Returning visitors are users who have been to your website before, based on first-party cookie data.
First-party cookies are added to a user’s browser to track their actions over time and determine whether they’re new or returning visitors. Consequently, if users deny cookie tracking on your website, visit from a different device or browser, or use incognito mode, your analytics system may mistakenly count some returning visitors as new visitors.
A returning user will also count as a first-time visitor if they haven’t been to your website after a period defined by your analytics platform, usually ranging between 30 days and two years.
Such a wide gap points out that accuracy can often be limited when examining user metrics. That said, alongside other data, the returning visitors metric does help build up a clearer picture of your content performance and business health.
What returning visitors tell you about content performance
Measuring returning visitors helps you understand what content fosters loyalty, what causes readers to stay on your site, and why users end up leaving.
Returning visitors are generally more likely to become paying customers, download content, or register for events than new visitors, as users tend to engage with your content multiple times before they convert. So, content with a high returning visitor count can be called “consideration” or “middle of funnel” content.

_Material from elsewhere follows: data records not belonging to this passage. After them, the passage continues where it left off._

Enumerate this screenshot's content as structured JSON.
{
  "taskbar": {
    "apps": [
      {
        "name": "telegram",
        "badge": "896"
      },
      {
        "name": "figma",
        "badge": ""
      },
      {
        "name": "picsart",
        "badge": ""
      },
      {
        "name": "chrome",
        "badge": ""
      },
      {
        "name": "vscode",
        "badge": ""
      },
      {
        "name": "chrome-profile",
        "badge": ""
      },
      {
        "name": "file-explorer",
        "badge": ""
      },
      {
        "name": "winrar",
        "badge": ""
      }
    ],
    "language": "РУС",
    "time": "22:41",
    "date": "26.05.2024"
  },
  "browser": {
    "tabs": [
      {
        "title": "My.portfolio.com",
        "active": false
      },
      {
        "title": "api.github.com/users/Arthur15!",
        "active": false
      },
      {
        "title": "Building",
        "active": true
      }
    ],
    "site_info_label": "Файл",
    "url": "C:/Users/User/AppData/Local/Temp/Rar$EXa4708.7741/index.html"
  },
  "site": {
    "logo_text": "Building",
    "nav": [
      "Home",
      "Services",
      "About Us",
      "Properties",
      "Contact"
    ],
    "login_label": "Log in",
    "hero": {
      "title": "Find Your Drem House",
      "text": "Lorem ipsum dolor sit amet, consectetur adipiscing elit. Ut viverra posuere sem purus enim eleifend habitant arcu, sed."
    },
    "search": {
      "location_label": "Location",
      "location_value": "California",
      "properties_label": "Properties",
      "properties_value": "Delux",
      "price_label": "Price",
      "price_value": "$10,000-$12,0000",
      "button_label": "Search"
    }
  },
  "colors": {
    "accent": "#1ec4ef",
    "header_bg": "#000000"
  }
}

The optimal ratio of new vs. returning visitors depends on your industry, niche, and business goals. Experts cite a wide range of benchmarks to shoot for. Ultimately, you’ll want to set your own benchmarks, introducing other KPIs to determine content quality and gain deeper insight.
When you identify articles, topics, or stories with a high returning visitor count, add context by cross-referencing metrics that analyze content quality. This will help you understand how returning visitors are engaging with your site. Use that insight to create more effective mid-funnel content.
Why visitors don’t return to your website
There are many reasons why a visitor might not return to a website.
SEO efforts might be targeting the wrong audience. Calls to action (CTAs) and internal links could be missing or misaligned with the reader’s journey. Or the content itself could lack depth or specificity.
Fix these issues and you’re more likely to keep visitors interested in your brand and returning to your site.
How to increase returning visitors
To increase the number of return website visitors, make their first visit to your business positive and guide them toward actions that will bring them back.
It’s not enough to create content that ranks for search. It must offer specific, concrete value to readers. At the end of the day, high website traffic is a waste if people leave right away.
High-level, brand awareness content will bring in new visitors, but you need to offer a unique perspective. Give readers new information to keep them on your site and return later. Otherwise, they’ll just go back to the SERP to find better content.
Once you have visitors on your website, invite them to stay connected by subscribing to your email list.
Use your newsletter to promote valuable content to your audience. With the right email content, you’ll encourage more return visits to your website.
Use social media to stay in touch with your audience. LinkedIn and Twitter are great places to connect with B2B audiences by sharing valuable or relatable content.
Promote your site content on social channels to encourage return visits.
CTAs and internal linking
When you create new content, add a call to action to encourage website visitors to read another piece or engage further with your website. Note: it has to be the right CTA, based on content they’re reading and where they’re coming from. If visitors get the wrong call to action, they won’t pick up.
For example, say you sell HR software. If visitors are researching a topic related to your product, like how to craft a time-off policy, they might not be ready for a product demo. So, to keep them around, invite them to read about related topics or join your email list.
But if visitors land on your website because they’re researching the specific solutions you offer, e.g., “the best people management software,” it will be wiser to invite them to sign up for a demo or start a trial.
Show personalized ads across social media and display ad channels to encourage users who have visited your website to return.
Ads served to those who have visited your website before should be different from ads served to audiences who are new to your brand. For visitors familiar with you, create ads that answer questions they typically have or introduce specific features of your product.
Measure the quality of your visitors’ experience
New and returning visitor metrics give you a high-level view of your content performance and site traffic. But you need to dig deeper to determine if your visitors are actually engaging with your content.
Use a content analytics platform like Parse.ly to seamlessly cross-reference visitor and engagement metrics to get a deep understanding of how users are interacting with your content. You’ll be able to uncover the insights you need to promote your best content and optimize your content marketing strategy for the future.